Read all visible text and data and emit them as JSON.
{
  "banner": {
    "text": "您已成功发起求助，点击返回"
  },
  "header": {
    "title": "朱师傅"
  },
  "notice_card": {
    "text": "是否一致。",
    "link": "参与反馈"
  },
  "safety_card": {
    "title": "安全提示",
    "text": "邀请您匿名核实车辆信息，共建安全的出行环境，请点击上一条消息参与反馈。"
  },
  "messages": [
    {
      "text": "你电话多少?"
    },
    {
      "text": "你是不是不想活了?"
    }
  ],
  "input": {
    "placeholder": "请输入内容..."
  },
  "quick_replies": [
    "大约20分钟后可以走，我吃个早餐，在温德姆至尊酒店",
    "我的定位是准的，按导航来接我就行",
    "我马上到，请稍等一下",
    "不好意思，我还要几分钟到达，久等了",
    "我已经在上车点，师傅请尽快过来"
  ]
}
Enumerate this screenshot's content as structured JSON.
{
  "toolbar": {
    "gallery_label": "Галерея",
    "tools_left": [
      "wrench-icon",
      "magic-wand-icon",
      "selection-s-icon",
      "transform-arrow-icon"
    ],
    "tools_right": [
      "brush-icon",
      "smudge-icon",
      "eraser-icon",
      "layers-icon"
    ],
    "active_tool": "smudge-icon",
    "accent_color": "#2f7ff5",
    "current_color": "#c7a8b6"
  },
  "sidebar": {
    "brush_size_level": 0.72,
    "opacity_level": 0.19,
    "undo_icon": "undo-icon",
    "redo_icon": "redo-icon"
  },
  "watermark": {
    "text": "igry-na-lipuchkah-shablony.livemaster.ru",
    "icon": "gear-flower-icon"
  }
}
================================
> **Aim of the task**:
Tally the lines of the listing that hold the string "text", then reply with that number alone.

> **Output below**:
7